It’s often the way with things like Twitter that you tend mostly to hear stories about how well people are using them. Which can leave you with something of an inferiority complex about the fact that you haven’t actually had time to begin testing them properly – because you’ve been too busy raising money.
With this in mind, it’s worth taking a quick look at a free report just released by PR Agency Webber Shandwick entitled ‘Do Fortune 100 Companies Need a twittervention?’ – because their research revealed that as much can be learned from what big US companies are doing wrong as from what they are doing right when it comes to Twitter use.
Apparently 73 of the Fortune 100 companies are on Twitter, with 540 Twitter accounts between them. However, half of these accounts have fewer than 500 followers, three-quarters rarely ever tweet, and 81 are inactive – either abandoned after a specific event or simply placeholder accounts protecting against brand-jacking.

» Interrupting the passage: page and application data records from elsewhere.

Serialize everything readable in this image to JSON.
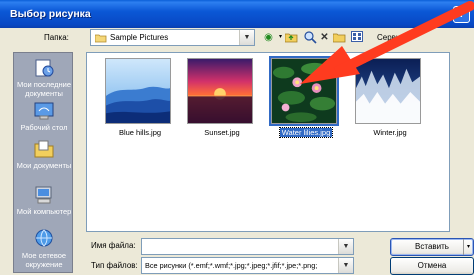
{
  "window": {
    "title": "Выбор рисунка",
    "help_glyph": "?"
  },
  "toolbar": {
    "folder_label": "Папка:",
    "folder_value": "Sample Pictures",
    "tools_label": "Сервис",
    "icons": [
      "back-icon",
      "up-folder-icon",
      "search-web-icon",
      "delete-icon",
      "new-folder-icon",
      "views-icon"
    ]
  },
  "places": [
    {
      "label": "Мои последние документы",
      "icon": "recent-documents-icon"
    },
    {
      "label": "Рабочий стол",
      "icon": "desktop-icon"
    },
    {
      "label": "Мои документы",
      "icon": "my-documents-icon"
    },
    {
      "label": "Мой компьютер",
      "icon": "my-computer-icon"
    },
    {
      "label": "Мое сетевое окружение",
      "icon": "network-icon"
    }
  ],
  "files": [
    {
      "name": "Blue hills.jpg",
      "selected": false
    },
    {
      "name": "Sunset.jpg",
      "selected": false
    },
    {
      "name": "Water lilies.jpg",
      "selected": true
    },
    {
      "name": "Winter.jpg",
      "selected": false
    }
  ],
  "bottom": {
    "filename_label": "Имя файла:",
    "filename_value": "",
    "filetype_label": "Тип файлов:",
    "filetype_value": "Все рисунки (*.emf;*.wmf;*.jpg;*.jpeg;*.jfif;*.jpe;*.png;",
    "insert_label": "Вставить",
    "cancel_label": "Отмена"
  },
  "colors": {
    "title_bar": "#0b58d6",
    "places_bar": "#9fa7b8",
    "selection": "#316ac5",
    "annotation_arrow": "#ff3b1f"
  }
}
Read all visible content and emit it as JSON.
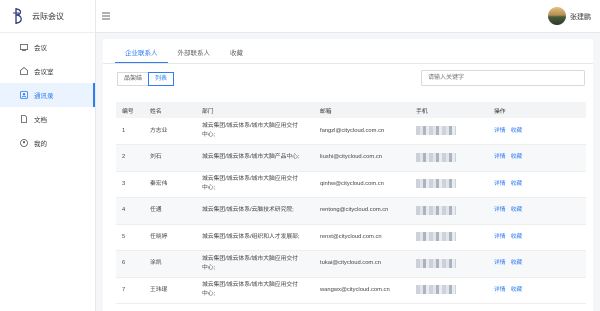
{
  "app": {
    "title": "云际会议"
  },
  "sidebar": {
    "items": [
      {
        "label": "会议",
        "icon": "meeting-icon",
        "active": false
      },
      {
        "label": "会议室",
        "icon": "room-icon",
        "active": false
      },
      {
        "label": "通讯录",
        "icon": "contacts-icon",
        "active": true
      },
      {
        "label": "文档",
        "icon": "document-icon",
        "active": false
      },
      {
        "label": "我的",
        "icon": "user-icon",
        "active": false
      }
    ]
  },
  "header": {
    "username": "张建鹏"
  },
  "tabs": [
    {
      "label": "企业联系人",
      "active": true
    },
    {
      "label": "外部联系人",
      "active": false
    },
    {
      "label": "收藏",
      "active": false
    }
  ],
  "view_toggle": {
    "org_label": "品架结",
    "list_label": "列表"
  },
  "search": {
    "placeholder": "请输入关键字"
  },
  "table": {
    "headers": [
      "编号",
      "姓名",
      "部门",
      "邮箱",
      "手机",
      "操作"
    ],
    "rows": [
      {
        "no": "1",
        "name": "方志业",
        "dept": "城云集团/城云体系/城市大脑应用交付中心;",
        "email": "fangzl@citycloud.com.cn"
      },
      {
        "no": "2",
        "name": "刘石",
        "dept": "城云集团/城云体系/城市大脑产品中心;",
        "email": "liushi@citycloud.com.cn"
      },
      {
        "no": "3",
        "name": "秦宏伟",
        "dept": "城云集团/城云体系/城市大脑应用交付中心;",
        "email": "qinhw@citycloud.com.cn"
      },
      {
        "no": "4",
        "name": "任通",
        "dept": "城云集团/城云体系/云脑技术研究院;",
        "email": "rentong@citycloud.com.cn"
      },
      {
        "no": "5",
        "name": "任晓婷",
        "dept": "城云集团/城云体系/组织和人才发展部;",
        "email": "renxt@citycloud.com.cn"
      },
      {
        "no": "6",
        "name": "涂凯",
        "dept": "城云集团/城云体系/城市大脑应用交付中心;",
        "email": "tukai@citycloud.com.cn"
      },
      {
        "no": "7",
        "name": "王玮琨",
        "dept": "城云集团/城云体系/城市大脑应用交付中心;",
        "email": "wangwx@citycloud.com.cn"
      }
    ],
    "actions": {
      "detail": "详情",
      "favorite": "收藏"
    }
  },
  "colors": {
    "accent": "#2e7cf6",
    "sidebar_active_bg": "#eaf3fe"
  }
}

The report goes on to consider whether the accounts convey any form of personality or particular tone of voice – with over half registering a FAIL on this. It also examines how the accounts are being used, and then offers a summary of best practice – comprising advice which is as relevant for non-profits considering adding Twitter to their online communications programme as it is for big corporates.
Overall, the report concludes that for the majority of Fortune 100 companies Twitter remains a missed opportunity – which will hopefully make any fundraisers with a Twitter inferiority complex feel just a bit better that they’re not so far behind as they might have thought.
There is no doubt that Twitter can form an effective part of your online programme. But its use has matured extremely quickly and with this have come certain specific expectations on the behalf of Twitter users – which can only be met if you understand and follow best practice when you’re using it.
It’s no longer sufficient just to get your organisation a Twitter account and then play about and see what happens. At best that’s likely just to be a waste of your time and at worst could have a negative impact on your brand in the eyes of those online consumers you’re looking to engage with. Over the last couple of years there have been masses of different reports written on what to do and what not to do – so start by learning from other people’s successes, and failures, and then you’ll be in a far better position to capitalise on whatever Twitter-based opportunities might be out there for you.
For more specific guidance on using Twitter for non-profits, here are a couple of guides to start you off:
If anyone has other non-profit specific Twitter guides that they would recommend, then do share details of them by leaving a comment below.